Recorded in 2004 whilst still a member of Ash, Charlotte’s debut album, ‘Grey Will Fade’, was strictly a side-project, born largely out of frustration.

“I had a bunch of songs that I wanted to record with Ash,” she says, “but it was obvious they weren’t going to end up on any of their albums. Stylistically, the songs were too different. I was feeling restless at that point so I decided to record my own album and get it out of my system.”

The positive reaction that greeted ‘Grey Will Fade’ gave Charlotte the confidence to hand in her notice with Ash. Many artists who go it alone tend to paint a perfect picture of their current status, though Charlotte is refreshingly candid on her newfound responsibilities as a solo artist.

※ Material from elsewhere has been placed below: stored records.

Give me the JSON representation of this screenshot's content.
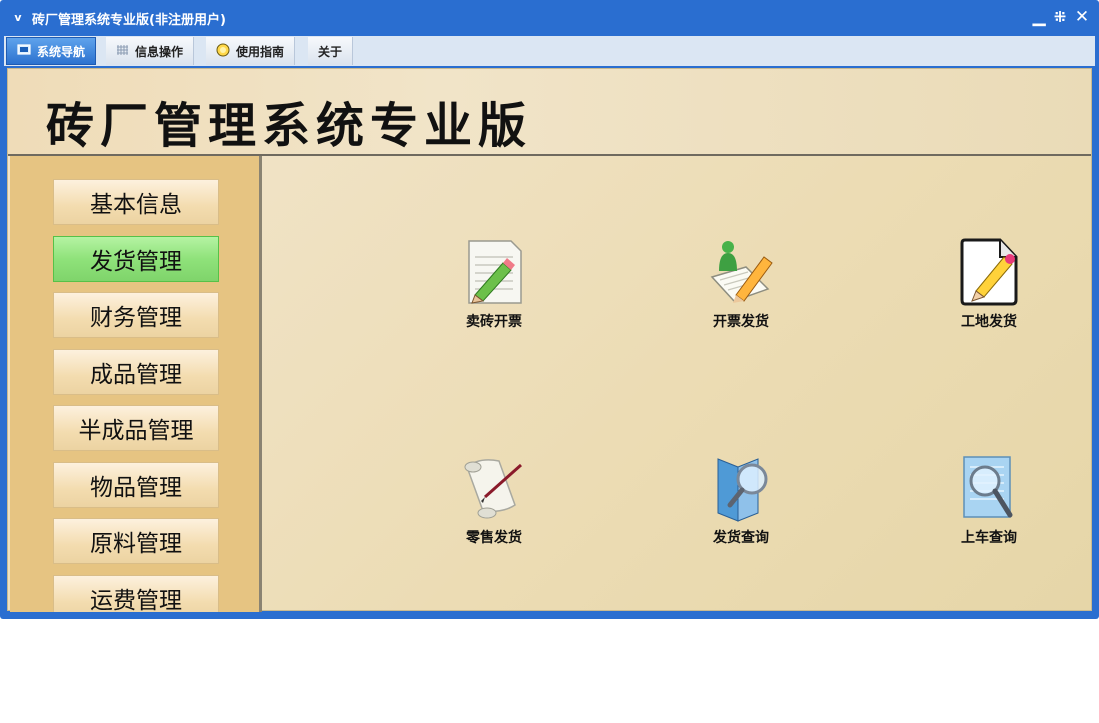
{
  "window": {
    "title": "砖厂管理系统专业版(非注册用户)",
    "app_icon": "ⅴ",
    "controls": {
      "minimize": "▁",
      "restore": "⁜",
      "close": "✕"
    }
  },
  "tabs": [
    {
      "label": "系统导航",
      "icon": "monitor-icon",
      "active": true
    },
    {
      "label": "信息操作",
      "icon": "grid-icon",
      "active": false
    },
    {
      "label": "使用指南",
      "icon": "help-icon",
      "active": false
    },
    {
      "label": "关于",
      "icon": "",
      "active": false
    }
  ],
  "header": {
    "title": "砖厂管理系统专业版"
  },
  "sidebar": {
    "items": [
      {
        "label": "基本信息"
      },
      {
        "label": "发货管理"
      },
      {
        "label": "财务管理"
      },
      {
        "label": "成品管理"
      },
      {
        "label": "半成品管理"
      },
      {
        "label": "物品管理"
      },
      {
        "label": "原料管理"
      },
      {
        "label": "运费管理"
      }
    ],
    "selected": "发货管理"
  },
  "main": {
    "tiles": [
      {
        "label": "卖砖开票",
        "icon": "document-pencil-icon"
      },
      {
        "label": "开票发货",
        "icon": "person-pencil-icon"
      },
      {
        "label": "工地发货",
        "icon": "edit-page-icon"
      },
      {
        "label": "零售发货",
        "icon": "scroll-quill-icon"
      },
      {
        "label": "发货查询",
        "icon": "book-magnifier-icon"
      },
      {
        "label": "上车查询",
        "icon": "page-magnifier-icon"
      }
    ]
  },
  "colors": {
    "window_frame": "#2a6ed0",
    "active_tab": "#3a82dc",
    "sidebar_bg": "#e6c482",
    "selected_item": "#8fe27a",
    "content_bg": "#ecdcb4"
  }
}
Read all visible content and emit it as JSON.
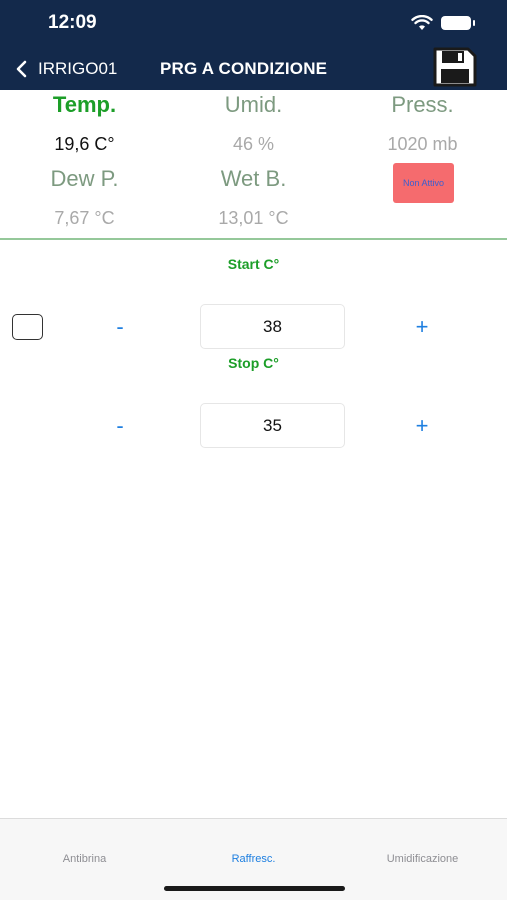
{
  "status_bar": {
    "time": "12:09",
    "wifi_icon": "wifi-icon",
    "battery_icon": "battery-icon"
  },
  "nav": {
    "back_label": "IRRIGO01",
    "title": "PRG A CONDIZIONE",
    "save_icon": "floppy-disk-icon"
  },
  "readings": {
    "temp": {
      "label": "Temp.",
      "value": "19,6 C°"
    },
    "umid": {
      "label": "Umid.",
      "value": "46 %"
    },
    "press": {
      "label": "Press.",
      "value": "1020 mb"
    },
    "dew": {
      "label": "Dew P.",
      "value": "7,67 °C"
    },
    "wet": {
      "label": "Wet B.",
      "value": "13,01 °C"
    },
    "status": "Non Attivo"
  },
  "start": {
    "label": "Start C°",
    "value": "38",
    "minus": "-",
    "plus": "+"
  },
  "stop": {
    "label": "Stop C°",
    "value": "35",
    "minus": "-",
    "plus": "+"
  },
  "tabs": [
    {
      "label": "Antibrina"
    },
    {
      "label": "Raffresc."
    },
    {
      "label": "Umidificazione"
    }
  ],
  "colors": {
    "header": "#13294b",
    "accent_green": "#1c9e28",
    "accent_blue": "#1e7fe0",
    "badge_red": "#f56b6e"
  }
}
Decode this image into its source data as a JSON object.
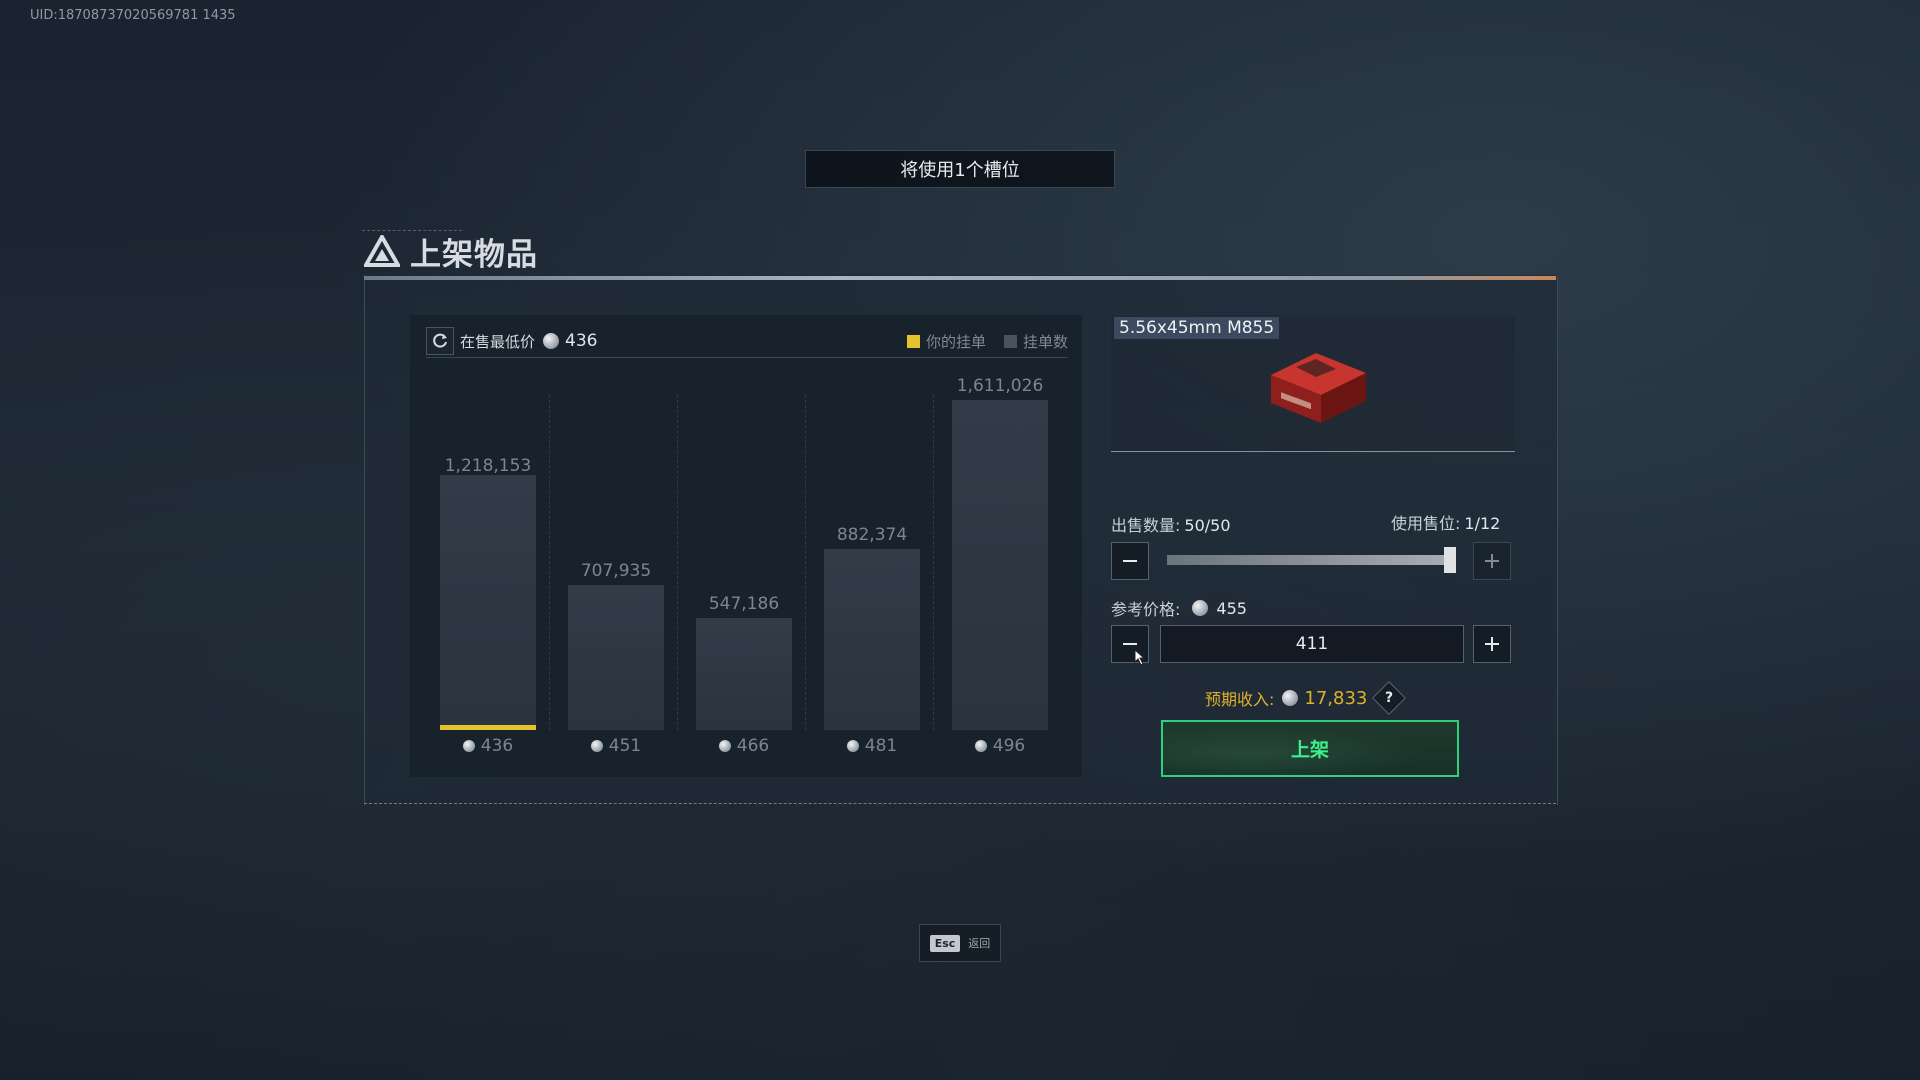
{
  "uid": "UID:18708737020569781 1435",
  "slot_notice": "将使用1个槽位",
  "panel_title": "上架物品",
  "chart_header": {
    "label": "在售最低价",
    "lowest_price": "436",
    "legend": [
      "你的挂单",
      "挂单数"
    ]
  },
  "chart_data": {
    "type": "bar",
    "categories": [
      "436",
      "451",
      "466",
      "481",
      "496"
    ],
    "values": [
      1218153,
      707935,
      547186,
      882374,
      1611026
    ],
    "value_labels": [
      "1,218,153",
      "707,935",
      "547,186",
      "882,374",
      "1,611,026"
    ],
    "highlight_index": 0,
    "legend": [
      "你的挂单",
      "挂单数"
    ],
    "colors": {
      "bar": "#2e3843",
      "mine": "#e7c22f",
      "listing_count": "#4a525b"
    }
  },
  "item": {
    "name": "5.56x45mm M855"
  },
  "sell_quantity": {
    "label": "出售数量:",
    "value": "50/50",
    "fraction": 1.0
  },
  "slots_used": {
    "label": "使用售位:",
    "value": "1/12"
  },
  "reference_price": {
    "label": "参考价格:",
    "value": "455"
  },
  "price_input": {
    "value": "411"
  },
  "expected_income": {
    "label": "预期收入:",
    "value": "17,833"
  },
  "list_button": "上架",
  "esc_hint": {
    "key": "Esc",
    "label": "返回"
  },
  "colors": {
    "accent_green": "#2fd07a",
    "accent_gold": "#dcb22a"
  },
  "icons": [
    "refresh-icon",
    "coin-icon",
    "minus-icon",
    "plus-icon",
    "help-icon",
    "triangle-logo-icon",
    "ammo-box-icon"
  ]
}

“With Ash, I was signed to the band, not the label, so I never got involved in the business side of things. Running my own label, I have learned so much about the industry in the last year. I’m not as romantic and naïve as I used to be, which is a shame.”

For her second album, ‘The Deep Blue’ (released this week on her Little Sister label) Charlotte has hooked up with with PJ Harvey collaborator Rob Ellis, Eric Drew Fellman (Frank Black, Captain Beefheart’s Magic Band) and XTC’s Andy Partridge. Where Ash paid lip service to classic punk and Nirvana, Charlotte’s own influences veer on the eccentric.

She says, “I wanted to write something as good as the records I am influenced by like ‘The Soft Bulletin’ by the Flaming Lips. I’m massively into Kate Bush and David Bowie, too. I’ve not achieved their standards, of course, but it’s something to aspire to. There are parts of ‘The Deep Blue’ that could be improved but overall, it is a good record and I am really proud of it.”